[Data section]

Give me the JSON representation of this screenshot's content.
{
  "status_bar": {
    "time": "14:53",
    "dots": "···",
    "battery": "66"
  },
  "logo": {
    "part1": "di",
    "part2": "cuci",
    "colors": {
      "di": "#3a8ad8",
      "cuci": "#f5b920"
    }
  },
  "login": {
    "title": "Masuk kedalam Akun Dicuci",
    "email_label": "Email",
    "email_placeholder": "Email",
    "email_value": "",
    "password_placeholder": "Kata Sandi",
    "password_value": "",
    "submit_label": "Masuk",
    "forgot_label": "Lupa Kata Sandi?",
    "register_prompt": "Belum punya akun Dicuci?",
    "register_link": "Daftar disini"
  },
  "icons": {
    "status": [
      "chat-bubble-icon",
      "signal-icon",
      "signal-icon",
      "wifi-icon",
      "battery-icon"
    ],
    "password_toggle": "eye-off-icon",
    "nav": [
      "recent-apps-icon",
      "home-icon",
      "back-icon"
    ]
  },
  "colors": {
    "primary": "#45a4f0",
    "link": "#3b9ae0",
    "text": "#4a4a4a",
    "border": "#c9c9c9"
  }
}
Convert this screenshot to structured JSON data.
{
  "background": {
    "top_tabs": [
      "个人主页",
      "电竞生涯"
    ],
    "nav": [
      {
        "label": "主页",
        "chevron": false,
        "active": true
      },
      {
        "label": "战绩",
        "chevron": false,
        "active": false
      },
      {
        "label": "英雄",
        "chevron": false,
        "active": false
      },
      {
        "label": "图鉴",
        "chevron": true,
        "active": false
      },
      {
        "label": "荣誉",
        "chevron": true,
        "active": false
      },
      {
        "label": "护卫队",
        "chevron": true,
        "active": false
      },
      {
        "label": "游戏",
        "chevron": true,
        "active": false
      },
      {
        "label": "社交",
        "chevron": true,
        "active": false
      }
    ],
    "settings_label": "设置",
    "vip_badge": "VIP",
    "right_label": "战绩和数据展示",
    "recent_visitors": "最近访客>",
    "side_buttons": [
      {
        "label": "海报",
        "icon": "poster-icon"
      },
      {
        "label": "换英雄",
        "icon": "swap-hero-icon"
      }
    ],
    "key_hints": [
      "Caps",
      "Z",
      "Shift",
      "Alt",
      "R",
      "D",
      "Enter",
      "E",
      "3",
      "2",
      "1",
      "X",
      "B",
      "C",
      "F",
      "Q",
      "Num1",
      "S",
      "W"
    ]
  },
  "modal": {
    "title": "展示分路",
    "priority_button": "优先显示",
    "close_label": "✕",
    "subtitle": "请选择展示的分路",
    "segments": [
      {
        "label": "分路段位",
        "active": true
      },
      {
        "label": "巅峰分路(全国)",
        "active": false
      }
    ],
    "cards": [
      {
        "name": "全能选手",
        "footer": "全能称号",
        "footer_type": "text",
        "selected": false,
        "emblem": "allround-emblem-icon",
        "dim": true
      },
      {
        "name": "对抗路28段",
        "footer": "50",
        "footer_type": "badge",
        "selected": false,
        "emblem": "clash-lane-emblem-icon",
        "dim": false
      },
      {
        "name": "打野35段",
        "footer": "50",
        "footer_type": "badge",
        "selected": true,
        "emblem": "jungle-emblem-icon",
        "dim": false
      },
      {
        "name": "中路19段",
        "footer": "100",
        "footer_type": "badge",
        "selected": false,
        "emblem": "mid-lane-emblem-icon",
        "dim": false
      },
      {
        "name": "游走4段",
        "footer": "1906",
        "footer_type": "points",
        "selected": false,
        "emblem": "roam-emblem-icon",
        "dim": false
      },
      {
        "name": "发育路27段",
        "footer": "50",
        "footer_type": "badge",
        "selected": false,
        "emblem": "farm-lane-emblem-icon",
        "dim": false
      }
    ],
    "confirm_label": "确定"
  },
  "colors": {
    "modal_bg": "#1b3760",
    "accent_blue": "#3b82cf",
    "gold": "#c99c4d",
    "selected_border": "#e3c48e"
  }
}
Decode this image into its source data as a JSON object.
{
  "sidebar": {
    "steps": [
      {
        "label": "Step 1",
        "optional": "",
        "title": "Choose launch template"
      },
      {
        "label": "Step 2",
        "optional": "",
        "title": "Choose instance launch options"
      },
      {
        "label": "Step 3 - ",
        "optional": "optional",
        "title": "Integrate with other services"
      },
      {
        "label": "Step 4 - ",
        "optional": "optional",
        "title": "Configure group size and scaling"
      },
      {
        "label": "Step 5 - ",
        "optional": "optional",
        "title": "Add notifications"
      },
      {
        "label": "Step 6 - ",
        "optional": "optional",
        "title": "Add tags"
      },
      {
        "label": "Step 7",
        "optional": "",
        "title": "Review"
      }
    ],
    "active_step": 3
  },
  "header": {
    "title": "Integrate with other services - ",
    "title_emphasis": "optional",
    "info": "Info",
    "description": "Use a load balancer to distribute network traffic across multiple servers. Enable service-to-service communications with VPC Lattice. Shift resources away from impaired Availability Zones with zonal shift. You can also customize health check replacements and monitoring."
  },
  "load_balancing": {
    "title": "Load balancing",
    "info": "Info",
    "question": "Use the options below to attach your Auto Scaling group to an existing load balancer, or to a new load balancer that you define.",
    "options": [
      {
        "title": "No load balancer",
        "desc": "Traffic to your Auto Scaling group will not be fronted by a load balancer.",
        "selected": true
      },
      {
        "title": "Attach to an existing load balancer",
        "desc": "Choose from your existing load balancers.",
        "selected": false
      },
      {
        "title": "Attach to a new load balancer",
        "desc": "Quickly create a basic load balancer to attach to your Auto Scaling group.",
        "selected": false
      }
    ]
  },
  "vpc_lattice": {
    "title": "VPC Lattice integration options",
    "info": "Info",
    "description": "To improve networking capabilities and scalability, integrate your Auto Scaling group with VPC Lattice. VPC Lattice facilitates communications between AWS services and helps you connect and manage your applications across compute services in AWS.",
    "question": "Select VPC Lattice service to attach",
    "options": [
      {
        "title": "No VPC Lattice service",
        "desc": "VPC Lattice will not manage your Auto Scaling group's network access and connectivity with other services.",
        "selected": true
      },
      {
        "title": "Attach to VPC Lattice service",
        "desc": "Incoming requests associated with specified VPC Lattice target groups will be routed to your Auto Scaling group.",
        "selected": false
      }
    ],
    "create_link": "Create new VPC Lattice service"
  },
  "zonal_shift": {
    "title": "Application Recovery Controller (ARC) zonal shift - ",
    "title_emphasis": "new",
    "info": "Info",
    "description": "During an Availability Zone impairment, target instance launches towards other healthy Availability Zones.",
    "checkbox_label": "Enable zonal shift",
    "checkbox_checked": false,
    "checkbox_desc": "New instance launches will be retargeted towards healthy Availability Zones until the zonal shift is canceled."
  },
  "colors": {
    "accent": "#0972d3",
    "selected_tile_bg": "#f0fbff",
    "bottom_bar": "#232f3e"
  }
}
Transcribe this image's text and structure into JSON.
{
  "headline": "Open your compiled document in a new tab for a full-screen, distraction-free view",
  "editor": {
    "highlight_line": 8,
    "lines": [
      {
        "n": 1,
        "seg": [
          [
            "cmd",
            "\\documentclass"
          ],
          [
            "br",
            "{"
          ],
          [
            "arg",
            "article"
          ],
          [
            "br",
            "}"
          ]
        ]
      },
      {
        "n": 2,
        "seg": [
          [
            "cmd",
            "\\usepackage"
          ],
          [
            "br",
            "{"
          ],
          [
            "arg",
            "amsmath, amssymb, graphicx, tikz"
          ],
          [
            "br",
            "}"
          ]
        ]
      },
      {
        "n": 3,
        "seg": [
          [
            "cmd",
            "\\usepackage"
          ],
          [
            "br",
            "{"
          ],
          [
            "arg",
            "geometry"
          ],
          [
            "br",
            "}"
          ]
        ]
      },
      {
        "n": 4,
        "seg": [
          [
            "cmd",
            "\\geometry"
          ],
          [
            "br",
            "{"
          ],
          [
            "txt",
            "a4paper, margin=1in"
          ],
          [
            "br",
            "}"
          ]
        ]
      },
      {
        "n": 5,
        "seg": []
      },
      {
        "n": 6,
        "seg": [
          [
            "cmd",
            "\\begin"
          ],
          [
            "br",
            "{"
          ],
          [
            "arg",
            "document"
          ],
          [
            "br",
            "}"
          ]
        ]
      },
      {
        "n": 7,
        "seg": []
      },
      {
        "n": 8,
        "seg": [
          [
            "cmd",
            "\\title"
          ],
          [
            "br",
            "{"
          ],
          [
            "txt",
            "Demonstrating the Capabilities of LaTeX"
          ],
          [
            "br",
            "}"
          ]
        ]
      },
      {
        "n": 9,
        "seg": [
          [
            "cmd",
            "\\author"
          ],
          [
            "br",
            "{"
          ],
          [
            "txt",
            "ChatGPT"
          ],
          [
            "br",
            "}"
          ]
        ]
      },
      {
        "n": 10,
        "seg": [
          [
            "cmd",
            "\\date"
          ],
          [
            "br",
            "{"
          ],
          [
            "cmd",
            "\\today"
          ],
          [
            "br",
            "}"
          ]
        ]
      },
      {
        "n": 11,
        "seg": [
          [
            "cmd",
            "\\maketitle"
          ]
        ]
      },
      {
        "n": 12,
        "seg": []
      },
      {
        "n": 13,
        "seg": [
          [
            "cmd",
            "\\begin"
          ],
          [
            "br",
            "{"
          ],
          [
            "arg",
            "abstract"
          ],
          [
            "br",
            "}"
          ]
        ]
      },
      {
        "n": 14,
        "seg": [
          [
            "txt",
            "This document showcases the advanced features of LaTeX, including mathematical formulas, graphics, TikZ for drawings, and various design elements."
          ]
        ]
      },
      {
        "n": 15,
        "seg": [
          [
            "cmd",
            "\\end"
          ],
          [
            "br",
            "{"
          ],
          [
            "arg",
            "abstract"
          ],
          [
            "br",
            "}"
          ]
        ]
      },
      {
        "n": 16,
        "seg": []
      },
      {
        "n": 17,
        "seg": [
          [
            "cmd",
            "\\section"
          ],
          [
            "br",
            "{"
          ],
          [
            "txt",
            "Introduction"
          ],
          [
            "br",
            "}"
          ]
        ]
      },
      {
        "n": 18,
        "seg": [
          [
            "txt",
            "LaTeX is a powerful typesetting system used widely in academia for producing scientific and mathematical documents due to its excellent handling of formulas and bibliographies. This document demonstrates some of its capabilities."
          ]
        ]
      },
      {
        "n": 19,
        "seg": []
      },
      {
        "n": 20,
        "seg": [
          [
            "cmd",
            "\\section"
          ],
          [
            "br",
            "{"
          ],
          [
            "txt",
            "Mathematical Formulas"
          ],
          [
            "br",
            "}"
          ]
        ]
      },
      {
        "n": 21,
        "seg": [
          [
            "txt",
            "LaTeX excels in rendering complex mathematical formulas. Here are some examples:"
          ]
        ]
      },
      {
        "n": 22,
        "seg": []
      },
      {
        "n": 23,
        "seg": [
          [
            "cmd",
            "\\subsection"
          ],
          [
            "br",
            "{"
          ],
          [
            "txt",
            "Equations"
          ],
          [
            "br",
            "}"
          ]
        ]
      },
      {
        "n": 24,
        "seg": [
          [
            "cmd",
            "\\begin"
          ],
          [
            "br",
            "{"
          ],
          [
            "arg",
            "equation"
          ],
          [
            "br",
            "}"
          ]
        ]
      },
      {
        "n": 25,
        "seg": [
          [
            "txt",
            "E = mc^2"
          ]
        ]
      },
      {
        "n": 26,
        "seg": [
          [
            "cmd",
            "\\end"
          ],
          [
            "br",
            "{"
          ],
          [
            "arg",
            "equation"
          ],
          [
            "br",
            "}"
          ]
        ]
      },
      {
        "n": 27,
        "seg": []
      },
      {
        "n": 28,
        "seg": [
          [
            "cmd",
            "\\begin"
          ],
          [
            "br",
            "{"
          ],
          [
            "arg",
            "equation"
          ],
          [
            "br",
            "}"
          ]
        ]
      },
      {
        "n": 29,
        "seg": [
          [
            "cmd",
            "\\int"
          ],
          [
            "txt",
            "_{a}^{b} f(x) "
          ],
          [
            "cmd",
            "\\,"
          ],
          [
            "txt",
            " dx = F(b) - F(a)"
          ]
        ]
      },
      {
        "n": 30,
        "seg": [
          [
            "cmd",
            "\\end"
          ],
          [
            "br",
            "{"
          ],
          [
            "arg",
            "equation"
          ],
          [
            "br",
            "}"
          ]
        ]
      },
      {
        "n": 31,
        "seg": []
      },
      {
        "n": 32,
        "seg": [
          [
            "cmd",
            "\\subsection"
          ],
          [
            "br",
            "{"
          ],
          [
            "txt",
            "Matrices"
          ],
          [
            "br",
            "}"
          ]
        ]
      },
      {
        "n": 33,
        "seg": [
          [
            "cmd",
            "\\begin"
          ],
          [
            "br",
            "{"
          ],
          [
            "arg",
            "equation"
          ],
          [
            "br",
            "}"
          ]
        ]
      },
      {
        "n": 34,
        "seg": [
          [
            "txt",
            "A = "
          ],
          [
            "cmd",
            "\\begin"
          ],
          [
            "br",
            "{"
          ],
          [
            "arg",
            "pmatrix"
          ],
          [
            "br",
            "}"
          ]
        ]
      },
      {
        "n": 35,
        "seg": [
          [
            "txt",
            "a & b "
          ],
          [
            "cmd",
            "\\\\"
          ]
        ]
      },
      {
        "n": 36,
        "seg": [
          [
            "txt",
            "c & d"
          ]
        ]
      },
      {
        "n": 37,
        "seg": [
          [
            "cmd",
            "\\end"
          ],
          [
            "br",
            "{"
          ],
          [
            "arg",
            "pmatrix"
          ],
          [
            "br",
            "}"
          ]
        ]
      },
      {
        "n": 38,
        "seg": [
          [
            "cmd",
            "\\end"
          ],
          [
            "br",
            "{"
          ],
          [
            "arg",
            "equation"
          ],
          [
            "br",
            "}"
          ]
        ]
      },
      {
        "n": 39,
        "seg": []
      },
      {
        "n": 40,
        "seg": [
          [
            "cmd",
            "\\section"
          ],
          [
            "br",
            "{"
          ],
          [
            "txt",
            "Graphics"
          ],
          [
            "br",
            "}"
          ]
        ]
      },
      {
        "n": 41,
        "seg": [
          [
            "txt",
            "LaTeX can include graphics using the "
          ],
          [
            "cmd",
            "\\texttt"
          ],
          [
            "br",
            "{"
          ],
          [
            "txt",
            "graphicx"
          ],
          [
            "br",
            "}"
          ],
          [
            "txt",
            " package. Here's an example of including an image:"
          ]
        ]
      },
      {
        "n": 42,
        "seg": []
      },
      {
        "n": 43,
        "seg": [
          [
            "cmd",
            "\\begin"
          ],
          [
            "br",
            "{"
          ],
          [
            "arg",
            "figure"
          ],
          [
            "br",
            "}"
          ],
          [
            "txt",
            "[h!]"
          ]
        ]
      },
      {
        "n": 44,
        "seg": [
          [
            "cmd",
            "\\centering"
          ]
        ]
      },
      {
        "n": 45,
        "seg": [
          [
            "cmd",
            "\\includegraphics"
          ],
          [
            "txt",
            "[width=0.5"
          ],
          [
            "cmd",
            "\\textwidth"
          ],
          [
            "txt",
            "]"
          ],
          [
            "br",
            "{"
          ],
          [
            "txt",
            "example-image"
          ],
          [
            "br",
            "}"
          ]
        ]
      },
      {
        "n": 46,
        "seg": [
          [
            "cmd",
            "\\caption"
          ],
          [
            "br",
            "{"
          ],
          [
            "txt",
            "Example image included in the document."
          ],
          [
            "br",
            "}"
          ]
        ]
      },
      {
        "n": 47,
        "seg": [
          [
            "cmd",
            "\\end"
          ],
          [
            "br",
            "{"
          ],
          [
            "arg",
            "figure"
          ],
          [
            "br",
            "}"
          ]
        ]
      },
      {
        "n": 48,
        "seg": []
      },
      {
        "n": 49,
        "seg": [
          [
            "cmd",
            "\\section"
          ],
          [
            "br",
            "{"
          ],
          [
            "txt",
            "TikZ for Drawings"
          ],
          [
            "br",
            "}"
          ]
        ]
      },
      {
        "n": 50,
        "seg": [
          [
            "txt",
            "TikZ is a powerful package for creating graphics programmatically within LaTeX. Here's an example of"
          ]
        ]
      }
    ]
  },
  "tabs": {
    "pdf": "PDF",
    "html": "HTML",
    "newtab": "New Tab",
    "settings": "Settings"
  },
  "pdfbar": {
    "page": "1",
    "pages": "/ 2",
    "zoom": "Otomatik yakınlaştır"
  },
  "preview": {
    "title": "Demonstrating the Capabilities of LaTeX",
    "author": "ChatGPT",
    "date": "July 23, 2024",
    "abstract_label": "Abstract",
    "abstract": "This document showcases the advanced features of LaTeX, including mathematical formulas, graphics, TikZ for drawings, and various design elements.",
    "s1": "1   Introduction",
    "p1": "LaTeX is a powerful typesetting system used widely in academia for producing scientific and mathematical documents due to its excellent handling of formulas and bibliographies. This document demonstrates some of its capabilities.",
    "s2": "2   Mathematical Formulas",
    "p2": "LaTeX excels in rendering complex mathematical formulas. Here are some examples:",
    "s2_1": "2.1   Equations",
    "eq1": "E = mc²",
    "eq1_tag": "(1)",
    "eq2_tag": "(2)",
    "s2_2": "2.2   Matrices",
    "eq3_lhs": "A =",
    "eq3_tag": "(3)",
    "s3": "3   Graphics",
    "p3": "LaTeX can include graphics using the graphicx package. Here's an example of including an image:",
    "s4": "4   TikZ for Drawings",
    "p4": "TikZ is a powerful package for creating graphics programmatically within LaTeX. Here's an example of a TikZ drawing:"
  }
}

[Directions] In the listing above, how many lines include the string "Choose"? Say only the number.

[Answer space] 3